WHAT TO WORK ON: Give back the records that follow exactly, images excluded.

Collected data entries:
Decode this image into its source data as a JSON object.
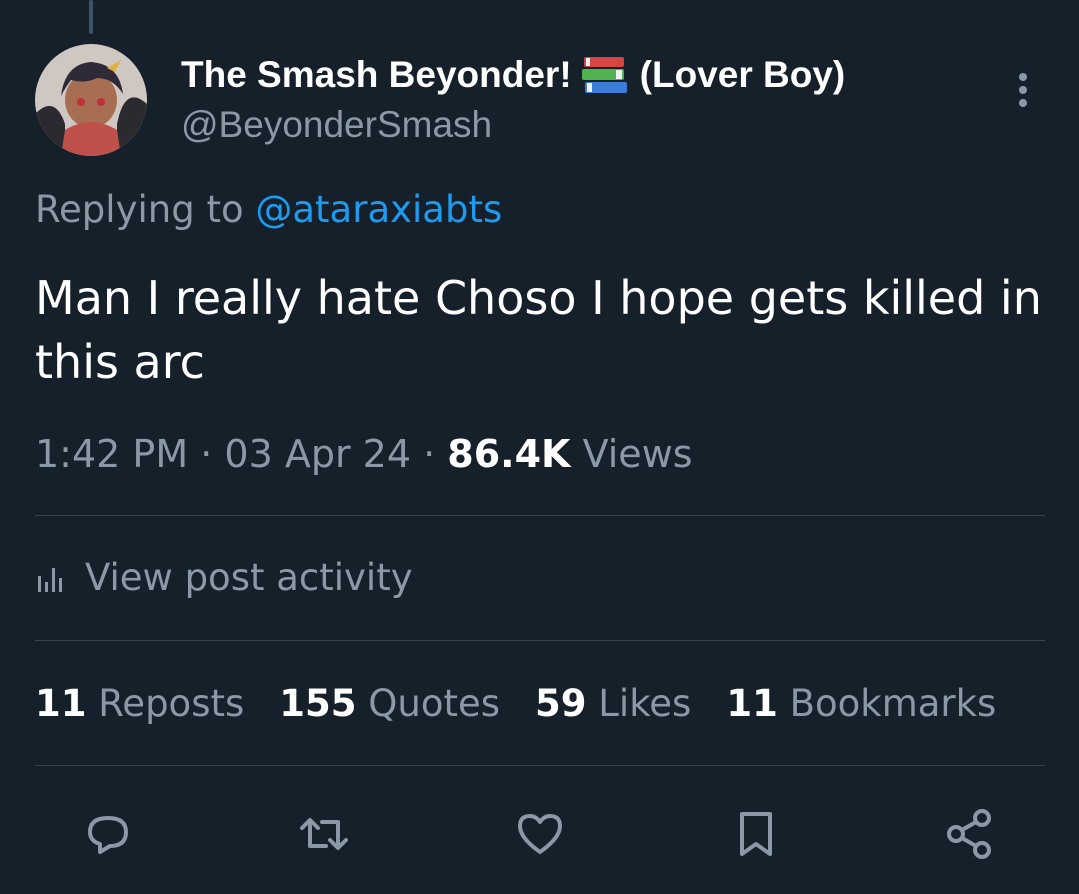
{
  "tweet": {
    "display_name": "The Smash Beyonder!",
    "display_name_suffix": "(Lover Boy)",
    "handle": "@BeyonderSmash",
    "replying_prefix": "Replying to",
    "replying_to": "@ataraxiabts",
    "text": "Man I really hate Choso I hope gets killed in this arc",
    "time": "1:42 PM",
    "date": "03 Apr 24",
    "views_count": "86.4K",
    "views_label": "Views"
  },
  "activity": {
    "label": "View post activity",
    "icon": "bar-chart-icon"
  },
  "stats": [
    {
      "num": "11",
      "label": "Reposts"
    },
    {
      "num": "155",
      "label": "Quotes"
    },
    {
      "num": "59",
      "label": "Likes"
    },
    {
      "num": "11",
      "label": "Bookmarks"
    }
  ],
  "actions": [
    {
      "name": "reply",
      "icon": "reply-icon"
    },
    {
      "name": "repost",
      "icon": "repost-icon"
    },
    {
      "name": "like",
      "icon": "heart-icon"
    },
    {
      "name": "bookmark",
      "icon": "bookmark-icon"
    },
    {
      "name": "share",
      "icon": "share-icon"
    }
  ],
  "colors": {
    "background": "#15202b",
    "secondary_text": "#8b98a5",
    "link": "#1d9bf0",
    "divider": "#38444d"
  }
}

ANSWER SPACE:
Decode this image into its source data as a JSON object.
{
  "tweet": {
    "display_name": "The Smash Beyonder!",
    "display_name_suffix": "(Lover Boy)",
    "handle": "@BeyonderSmash",
    "replying_prefix": "Replying to",
    "replying_to": "@ataraxiabts",
    "text": "Man I really hate Choso I hope gets killed in this arc",
    "time": "1:42 PM",
    "date": "03 Apr 24",
    "views_count": "86.4K",
    "views_label": "Views"
  },
  "activity": {
    "label": "View post activity",
    "icon": "bar-chart-icon"
  },
  "stats": [
    {
      "num": "11",
      "label": "Reposts"
    },
    {
      "num": "155",
      "label": "Quotes"
    },
    {
      "num": "59",
      "label": "Likes"
    },
    {
      "num": "11",
      "label": "Bookmarks"
    }
  ],
  "actions": [
    {
      "name": "reply",
      "icon": "reply-icon"
    },
    {
      "name": "repost",
      "icon": "repost-icon"
    },
    {
      "name": "like",
      "icon": "heart-icon"
    },
    {
      "name": "bookmark",
      "icon": "bookmark-icon"
    },
    {
      "name": "share",
      "icon": "share-icon"
    }
  ],
  "colors": {
    "background": "#15202b",
    "secondary_text": "#8b98a5",
    "link": "#1d9bf0",
    "divider": "#38444d"
  }
}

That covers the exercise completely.